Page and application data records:
Start of Block

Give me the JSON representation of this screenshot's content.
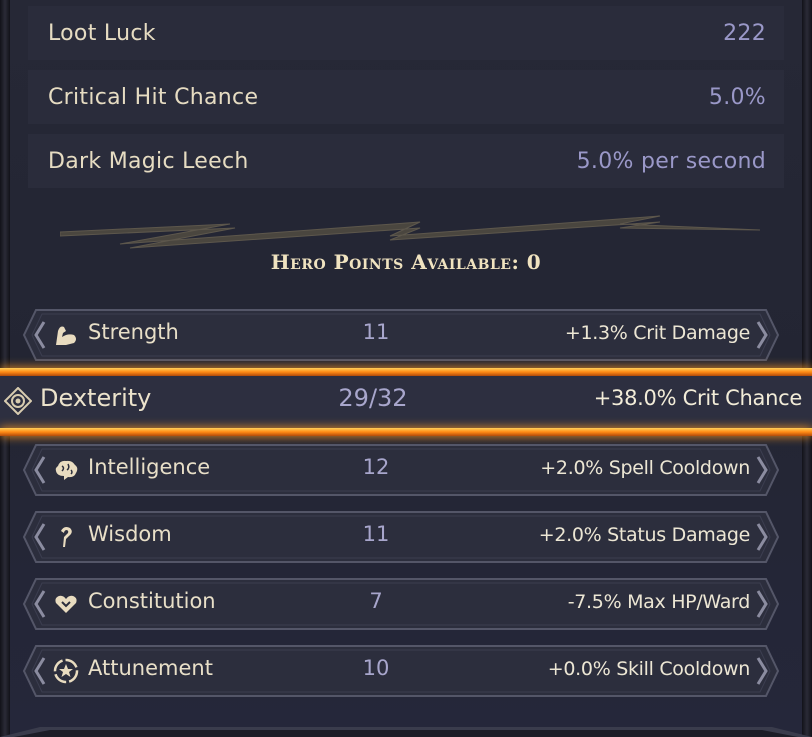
{
  "stats": [
    {
      "label": "Loot Luck",
      "value": "222"
    },
    {
      "label": "Critical Hit Chance",
      "value": "5.0%"
    },
    {
      "label": "Dark Magic Leech",
      "value": "5.0% per second"
    }
  ],
  "hero_points": {
    "label": "Hero Points Available: 0"
  },
  "attributes": [
    {
      "name": "Strength",
      "value": "11",
      "bonus": "+1.3% Crit Damage",
      "icon": "flexed-arm-icon"
    },
    {
      "name": "Dexterity",
      "value": "29/32",
      "bonus": "+38.0% Crit Chance",
      "icon": "target-eye-icon"
    },
    {
      "name": "Intelligence",
      "value": "12",
      "bonus": "+2.0% Spell Cooldown",
      "icon": "brain-icon"
    },
    {
      "name": "Wisdom",
      "value": "11",
      "bonus": "+2.0% Status Damage",
      "icon": "mystic-rune-icon"
    },
    {
      "name": "Constitution",
      "value": "7",
      "bonus": "-7.5% Max HP/Ward",
      "icon": "heart-shield-icon"
    },
    {
      "name": "Attunement",
      "value": "10",
      "bonus": "+0.0% Skill Cooldown",
      "icon": "star-circle-icon"
    }
  ],
  "colors": {
    "background": "#1b1c27",
    "label_text": "#e6dcc2",
    "value_text": "#9a98c8",
    "selection_glow": "#ff9a20"
  }
}
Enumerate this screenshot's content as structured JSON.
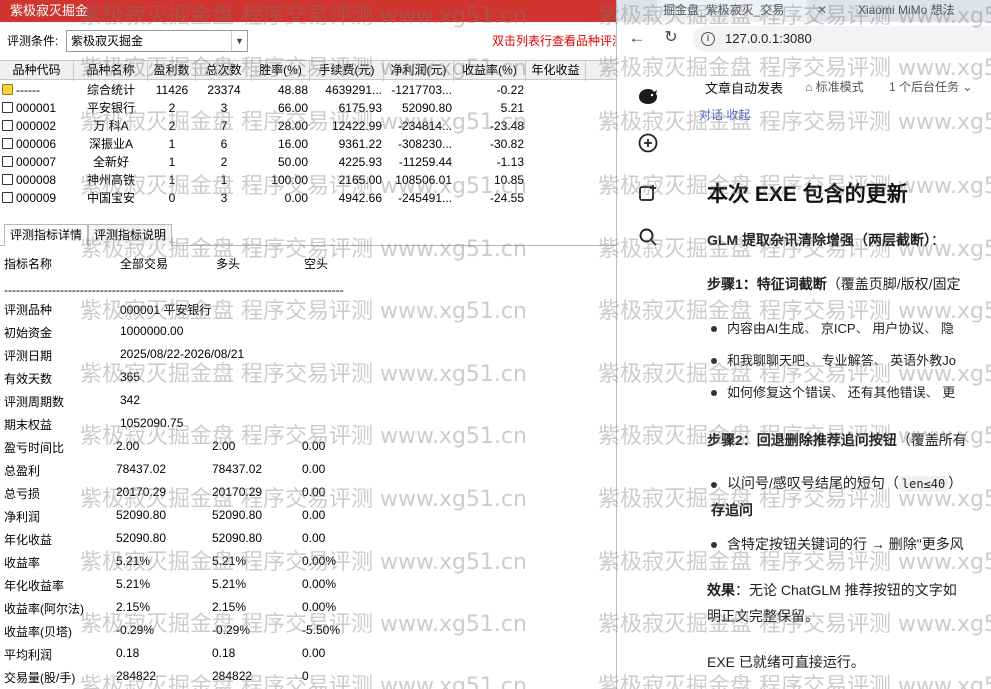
{
  "left_app": {
    "title": "紫极寂灭掘金",
    "criteria_label": "评测条件:",
    "criteria_value": "紫极寂灭掘金",
    "hint": "双击列表行查看品种评测",
    "columns": [
      "品种代码",
      "品种名称",
      "盈利数",
      "总次数",
      "胜率(%)",
      "手续费(元)",
      "净利润(元)",
      "收益率(%)",
      "年化收益"
    ],
    "rows": [
      {
        "code": "------",
        "name": "综合统计",
        "wins": "11426",
        "total": "23374",
        "winrate": "48.88",
        "fee": "4639291...",
        "profit": "-1217703...",
        "ret": "-0.22",
        "annual": "",
        "summary": true
      },
      {
        "code": "000001",
        "name": "平安银行",
        "wins": "2",
        "total": "3",
        "winrate": "66.00",
        "fee": "6175.93",
        "profit": "52090.80",
        "ret": "5.21",
        "annual": ""
      },
      {
        "code": "000002",
        "name": "万 科A",
        "wins": "2",
        "total": "7",
        "winrate": "28.00",
        "fee": "12422.99",
        "profit": "-234814...",
        "ret": "-23.48",
        "annual": ""
      },
      {
        "code": "000006",
        "name": "深振业A",
        "wins": "1",
        "total": "6",
        "winrate": "16.00",
        "fee": "9361.22",
        "profit": "-308230...",
        "ret": "-30.82",
        "annual": ""
      },
      {
        "code": "000007",
        "name": "全新好",
        "wins": "1",
        "total": "2",
        "winrate": "50.00",
        "fee": "4225.93",
        "profit": "-11259.44",
        "ret": "-1.13",
        "annual": ""
      },
      {
        "code": "000008",
        "name": "神州高铁",
        "wins": "1",
        "total": "1",
        "winrate": "100.00",
        "fee": "2165.00",
        "profit": "108506.01",
        "ret": "10.85",
        "annual": ""
      },
      {
        "code": "000009",
        "name": "中国宝安",
        "wins": "0",
        "total": "3",
        "winrate": "0.00",
        "fee": "4942.66",
        "profit": "-245491...",
        "ret": "-24.55",
        "annual": ""
      }
    ],
    "tabs": [
      "评测指标详情",
      "评测指标说明"
    ],
    "detail_header": {
      "name": "指标名称",
      "all": "全部交易",
      "long": "多头",
      "short": "空头"
    },
    "detail_separator": "-------------------------------------------------------------------------------------",
    "detail_info": [
      {
        "label": "评测品种",
        "value": "000001 平安银行"
      },
      {
        "label": "初始资金",
        "value": "1000000.00"
      },
      {
        "label": "评测日期",
        "value": "2025/08/22-2026/08/21"
      },
      {
        "label": "有效天数",
        "value": "365"
      },
      {
        "label": "评测周期数",
        "value": "342"
      },
      {
        "label": "期末权益",
        "value": "1052090.75"
      }
    ],
    "detail_metrics": [
      {
        "label": "盈亏时间比",
        "all": "2.00",
        "long": "2.00",
        "short": "0.00"
      },
      {
        "label": "总盈利",
        "all": "78437.02",
        "long": "78437.02",
        "short": "0.00"
      },
      {
        "label": "总亏损",
        "all": "20170.29",
        "long": "20170.29",
        "short": "0.00"
      },
      {
        "label": "净利润",
        "all": "52090.80",
        "long": "52090.80",
        "short": "0.00"
      },
      {
        "label": "年化收益",
        "all": "52090.80",
        "long": "52090.80",
        "short": "0.00"
      },
      {
        "label": "收益率",
        "all": "5.21%",
        "long": "5.21%",
        "short": "0.00%"
      },
      {
        "label": "年化收益率",
        "all": "5.21%",
        "long": "5.21%",
        "short": "0.00%"
      },
      {
        "label": "收益率(阿尔法)",
        "all": "2.15%",
        "long": "2.15%",
        "short": "0.00%"
      },
      {
        "label": "收益率(贝塔)",
        "all": "-0.29%",
        "long": "-0.29%",
        "short": "-5.50%"
      },
      {
        "label": "平均利润",
        "all": "0.18",
        "long": "0.18",
        "short": "0.00"
      },
      {
        "label": "交易量(股/手)",
        "all": "284822",
        "long": "284822",
        "short": "0"
      }
    ]
  },
  "browser": {
    "tab1_title": "掘金盘_紫极寂灭_交易",
    "tab2_title": "Xiaomi MiMo 想法",
    "url": "127.0.0.1:3080",
    "app_title": "文章自动发表",
    "mode_label": "标准模式",
    "tasks_label": "1 个后台任务",
    "top_snippet": "对话    收起",
    "heading": "本次 EXE 包含的更新",
    "p1_bold": "GLM 提取杂讯清除增强（两层截断）",
    "p1_rest": "：",
    "step1_bold": "步骤1：特征词截断",
    "step1_rest": "（覆盖页脚/版权/固定",
    "bullets1": [
      [
        "内容由AI生成",
        "京ICP",
        "用户协议",
        "隐"
      ],
      [
        "和我聊聊天吧",
        "专业解答",
        "英语外教Jo"
      ],
      [
        "如何修复这个错误",
        "还有其他错误",
        "更"
      ]
    ],
    "step2_bold": "步骤2：回退删除推荐追问按钮",
    "step2_rest": "（覆盖所有",
    "bullet2_prefix": "以问号/感叹号结尾的短句（",
    "bullet2_code": "len≤40",
    "bullet2_suffix": "）",
    "sub_heading": "存追问",
    "bullet3": "含特定按钮关键词的行 → 删除\"更多风",
    "effect_bold": "效果",
    "effect_rest": "：无论 ChatGLM 推荐按钮的文字如",
    "effect_line2": "明正文完整保留。",
    "ready": "EXE 已就绪可直接运行。"
  },
  "watermark": "紫极寂灭掘金盘 程序交易评测 www.xg51.cn"
}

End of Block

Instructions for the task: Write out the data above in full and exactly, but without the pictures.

Answer:
Give me the JSON representation of this screenshot's content.
{
  "stats": [
    {
      "label": "Loot Luck",
      "value": "222"
    },
    {
      "label": "Critical Hit Chance",
      "value": "5.0%"
    },
    {
      "label": "Dark Magic Leech",
      "value": "5.0% per second"
    }
  ],
  "hero_points": {
    "label": "Hero Points Available: 0"
  },
  "attributes": [
    {
      "name": "Strength",
      "value": "11",
      "bonus": "+1.3% Crit Damage",
      "icon": "flexed-arm-icon"
    },
    {
      "name": "Dexterity",
      "value": "29/32",
      "bonus": "+38.0% Crit Chance",
      "icon": "target-eye-icon"
    },
    {
      "name": "Intelligence",
      "value": "12",
      "bonus": "+2.0% Spell Cooldown",
      "icon": "brain-icon"
    },
    {
      "name": "Wisdom",
      "value": "11",
      "bonus": "+2.0% Status Damage",
      "icon": "mystic-rune-icon"
    },
    {
      "name": "Constitution",
      "value": "7",
      "bonus": "-7.5% Max HP/Ward",
      "icon": "heart-shield-icon"
    },
    {
      "name": "Attunement",
      "value": "10",
      "bonus": "+0.0% Skill Cooldown",
      "icon": "star-circle-icon"
    }
  ],
  "colors": {
    "background": "#1b1c27",
    "label_text": "#e6dcc2",
    "value_text": "#9a98c8",
    "selection_glow": "#ff9a20"
  }
}
Enumerate this screenshot's content as structured JSON.
{
  "left_app": {
    "title": "紫极寂灭掘金",
    "criteria_label": "评测条件:",
    "criteria_value": "紫极寂灭掘金",
    "hint": "双击列表行查看品种评测",
    "columns": [
      "品种代码",
      "品种名称",
      "盈利数",
      "总次数",
      "胜率(%)",
      "手续费(元)",
      "净利润(元)",
      "收益率(%)",
      "年化收益"
    ],
    "rows": [
      {
        "code": "------",
        "name": "综合统计",
        "wins": "11426",
        "total": "23374",
        "winrate": "48.88",
        "fee": "4639291...",
        "profit": "-1217703...",
        "ret": "-0.22",
        "annual": "",
        "summary": true
      },
      {
        "code": "000001",
        "name": "平安银行",
        "wins": "2",
        "total": "3",
        "winrate": "66.00",
        "fee": "6175.93",
        "profit": "52090.80",
        "ret": "5.21",
        "annual": ""
      },
      {
        "code": "000002",
        "name": "万 科A",
        "wins": "2",
        "total": "7",
        "winrate": "28.00",
        "fee": "12422.99",
        "profit": "-234814...",
        "ret": "-23.48",
        "annual": ""
      },
      {
        "code": "000006",
        "name": "深振业A",
        "wins": "1",
        "total": "6",
        "winrate": "16.00",
        "fee": "9361.22",
        "profit": "-308230...",
        "ret": "-30.82",
        "annual": ""
      },
      {
        "code": "000007",
        "name": "全新好",
        "wins": "1",
        "total": "2",
        "winrate": "50.00",
        "fee": "4225.93",
        "profit": "-11259.44",
        "ret": "-1.13",
        "annual": ""
      },
      {
        "code": "000008",
        "name": "神州高铁",
        "wins": "1",
        "total": "1",
        "winrate": "100.00",
        "fee": "2165.00",
        "profit": "108506.01",
        "ret": "10.85",
        "annual": ""
      },
      {
        "code": "000009",
        "name": "中国宝安",
        "wins": "0",
        "total": "3",
        "winrate": "0.00",
        "fee": "4942.66",
        "profit": "-245491...",
        "ret": "-24.55",
        "annual": ""
      }
    ],
    "tabs": [
      "评测指标详情",
      "评测指标说明"
    ],
    "detail_header": {
      "name": "指标名称",
      "all": "全部交易",
      "long": "多头",
      "short": "空头"
    },
    "detail_separator": "-------------------------------------------------------------------------------------",
    "detail_info": [
      {
        "label": "评测品种",
        "value": "000001 平安银行"
      },
      {
        "label": "初始资金",
        "value": "1000000.00"
      },
      {
        "label": "评测日期",
        "value": "2025/08/22-2026/08/21"
      },
      {
        "label": "有效天数",
        "value": "365"
      },
      {
        "label": "评测周期数",
        "value": "342"
      },
      {
        "label": "期末权益",
        "value": "1052090.75"
      }
    ],
    "detail_metrics": [
      {
        "label": "盈亏时间比",
        "all": "2.00",
        "long": "2.00",
        "short": "0.00"
      },
      {
        "label": "总盈利",
        "all": "78437.02",
        "long": "78437.02",
        "short": "0.00"
      },
      {
        "label": "总亏损",
        "all": "20170.29",
        "long": "20170.29",
        "short": "0.00"
      },
      {
        "label": "净利润",
        "all": "52090.80",
        "long": "52090.80",
        "short": "0.00"
      },
      {
        "label": "年化收益",
        "all": "52090.80",
        "long": "52090.80",
        "short": "0.00"
      },
      {
        "label": "收益率",
        "all": "5.21%",
        "long": "5.21%",
        "short": "0.00%"
      },
      {
        "label": "年化收益率",
        "all": "5.21%",
        "long": "5.21%",
        "short": "0.00%"
      },
      {
        "label": "收益率(阿尔法)",
        "all": "2.15%",
        "long": "2.15%",
        "short": "0.00%"
      },
      {
        "label": "收益率(贝塔)",
        "all": "-0.29%",
        "long": "-0.29%",
        "short": "-5.50%"
      },
      {
        "label": "平均利润",
        "all": "0.18",
        "long": "0.18",
        "short": "0.00"
      },
      {
        "label": "交易量(股/手)",
        "all": "284822",
        "long": "284822",
        "short": "0"
      }
    ]
  },
  "browser": {
    "tab1_title": "掘金盘_紫极寂灭_交易",
    "tab2_title": "Xiaomi MiMo 想法",
    "url": "127.0.0.1:3080",
    "app_title": "文章自动发表",
    "mode_label": "标准模式",
    "tasks_label": "1 个后台任务",
    "top_snippet": "对话    收起",
    "heading": "本次 EXE 包含的更新",
    "p1_bold": "GLM 提取杂讯清除增强（两层截断）",
    "p1_rest": "：",
    "step1_bold": "步骤1：特征词截断",
    "step1_rest": "（覆盖页脚/版权/固定",
    "bullets1": [
      [
        "内容由AI生成",
        "京ICP",
        "用户协议",
        "隐"
      ],
      [
        "和我聊聊天吧",
        "专业解答",
        "英语外教Jo"
      ],
      [
        "如何修复这个错误",
        "还有其他错误",
        "更"
      ]
    ],
    "step2_bold": "步骤2：回退删除推荐追问按钮",
    "step2_rest": "（覆盖所有",
    "bullet2_prefix": "以问号/感叹号结尾的短句（",
    "bullet2_code": "len≤40",
    "bullet2_suffix": "）",
    "sub_heading": "存追问",
    "bullet3": "含特定按钮关键词的行 → 删除\"更多风",
    "effect_bold": "效果",
    "effect_rest": "：无论 ChatGLM 推荐按钮的文字如",
    "effect_line2": "明正文完整保留。",
    "ready": "EXE 已就绪可直接运行。"
  },
  "watermark": "紫极寂灭掘金盘 程序交易评测 www.xg51.cn"
}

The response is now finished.